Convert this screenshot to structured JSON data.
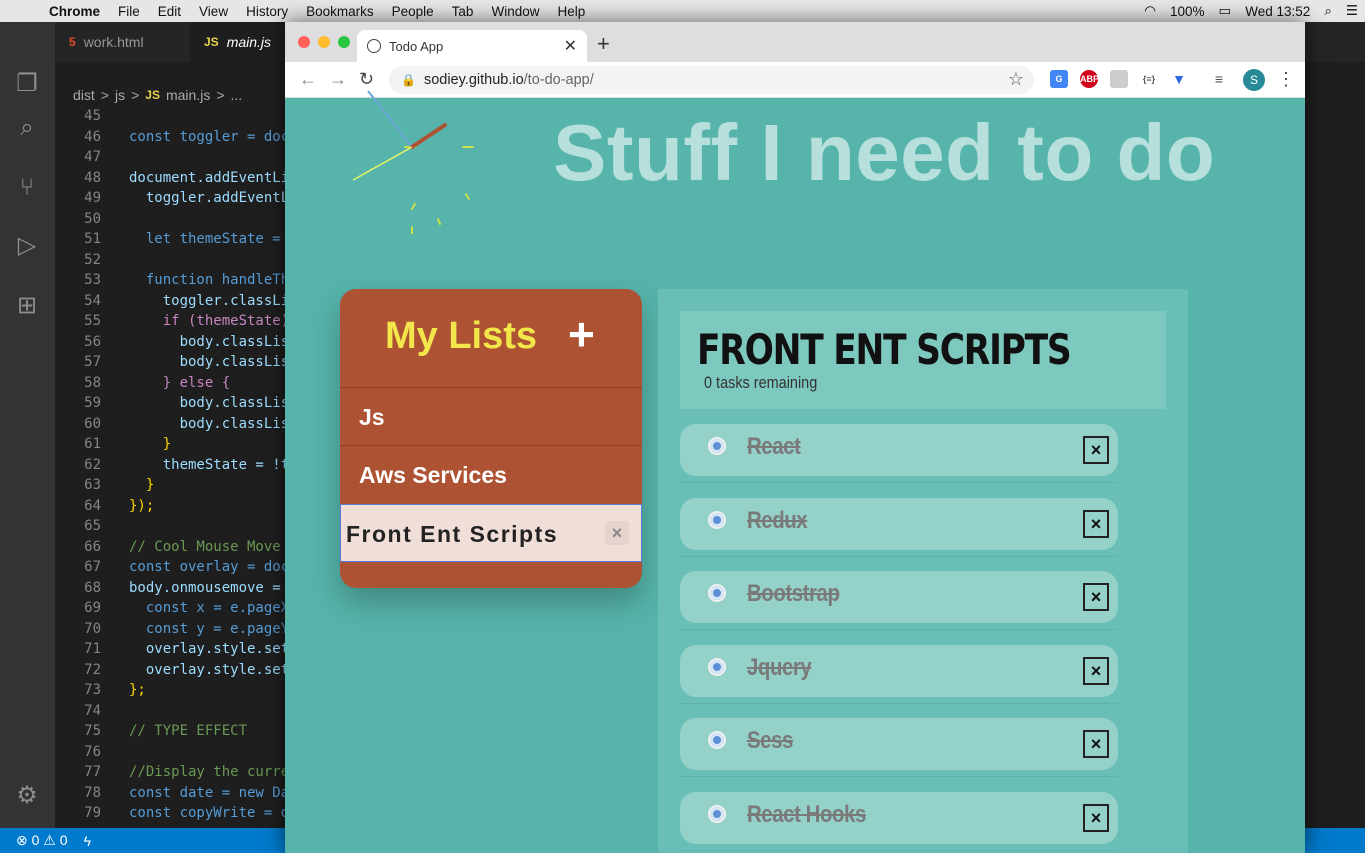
{
  "menubar": {
    "app": "Chrome",
    "items": [
      "File",
      "Edit",
      "View",
      "History",
      "Bookmarks",
      "People",
      "Tab",
      "Window",
      "Help"
    ],
    "battery": "100%",
    "clock": "Wed 13:52"
  },
  "vscode": {
    "tabs": [
      {
        "badge": "5",
        "label": "work.html"
      },
      {
        "badge": "JS",
        "label": "main.js"
      }
    ],
    "breadcrumb": [
      "dist",
      ">",
      "js",
      ">",
      "JS",
      "main.js",
      ">",
      "..."
    ],
    "code_lines": [
      {
        "n": "45",
        "t": ""
      },
      {
        "n": "46",
        "t": "const toggler = doc"
      },
      {
        "n": "47",
        "t": ""
      },
      {
        "n": "48",
        "t": "document.addEventLi"
      },
      {
        "n": "49",
        "t": "  toggler.addEventL"
      },
      {
        "n": "50",
        "t": ""
      },
      {
        "n": "51",
        "t": "  let themeState = "
      },
      {
        "n": "52",
        "t": ""
      },
      {
        "n": "53",
        "t": "  function handleTh"
      },
      {
        "n": "54",
        "t": "    toggler.classLi"
      },
      {
        "n": "55",
        "t": "    if (themeState)"
      },
      {
        "n": "56",
        "t": "      body.classLis"
      },
      {
        "n": "57",
        "t": "      body.classLis"
      },
      {
        "n": "58",
        "t": "    } else {"
      },
      {
        "n": "59",
        "t": "      body.classLis"
      },
      {
        "n": "60",
        "t": "      body.classLis"
      },
      {
        "n": "61",
        "t": "    }"
      },
      {
        "n": "62",
        "t": "    themeState = !t"
      },
      {
        "n": "63",
        "t": "  }"
      },
      {
        "n": "64",
        "t": "});"
      },
      {
        "n": "65",
        "t": ""
      },
      {
        "n": "66",
        "t": "// Cool Mouse Move "
      },
      {
        "n": "67",
        "t": "const overlay = doc"
      },
      {
        "n": "68",
        "t": "body.onmousemove = "
      },
      {
        "n": "69",
        "t": "  const x = e.pageX"
      },
      {
        "n": "70",
        "t": "  const y = e.pageY"
      },
      {
        "n": "71",
        "t": "  overlay.style.set"
      },
      {
        "n": "72",
        "t": "  overlay.style.set"
      },
      {
        "n": "73",
        "t": "};"
      },
      {
        "n": "74",
        "t": ""
      },
      {
        "n": "75",
        "t": "// TYPE EFFECT"
      },
      {
        "n": "76",
        "t": ""
      },
      {
        "n": "77",
        "t": "//Display the curre"
      },
      {
        "n": "78",
        "t": "const date = new Da"
      },
      {
        "n": "79",
        "t": "const copyWrite = d"
      }
    ],
    "status": {
      "errors": "0",
      "warnings": "0"
    }
  },
  "chrome": {
    "tab_title": "Todo App",
    "url_host": "sodiey.github.io",
    "url_path": "/to-do-app/",
    "profile_initial": "S"
  },
  "app": {
    "hero": "Stuff I need to do",
    "lists_title": "My Lists",
    "add_label": "+",
    "lists": [
      "Js",
      "Aws Services",
      "Front Ent Scripts"
    ],
    "active_list_index": 2,
    "delete_label": "×",
    "panel_title": "FRONT ENT SCRIPTS",
    "tasks_remaining": "0 tasks remaining",
    "tasks": [
      {
        "name": "React",
        "done": true
      },
      {
        "name": "Redux",
        "done": true
      },
      {
        "name": "Bootstrap",
        "done": true
      },
      {
        "name": "Jquery",
        "done": true
      },
      {
        "name": "Sess",
        "done": true
      },
      {
        "name": "React Hooks",
        "done": true
      }
    ],
    "task_delete_label": "×"
  }
}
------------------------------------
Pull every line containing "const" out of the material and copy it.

Answer to the problem
        "t": "const toggler = doc"
        "t": "const overlay = doc"
        "t": "  const x = e.pageX"
        "t": "  const y = e.pageY"
        "t": "const date = new Da"
        "t": "const copyWrite = d"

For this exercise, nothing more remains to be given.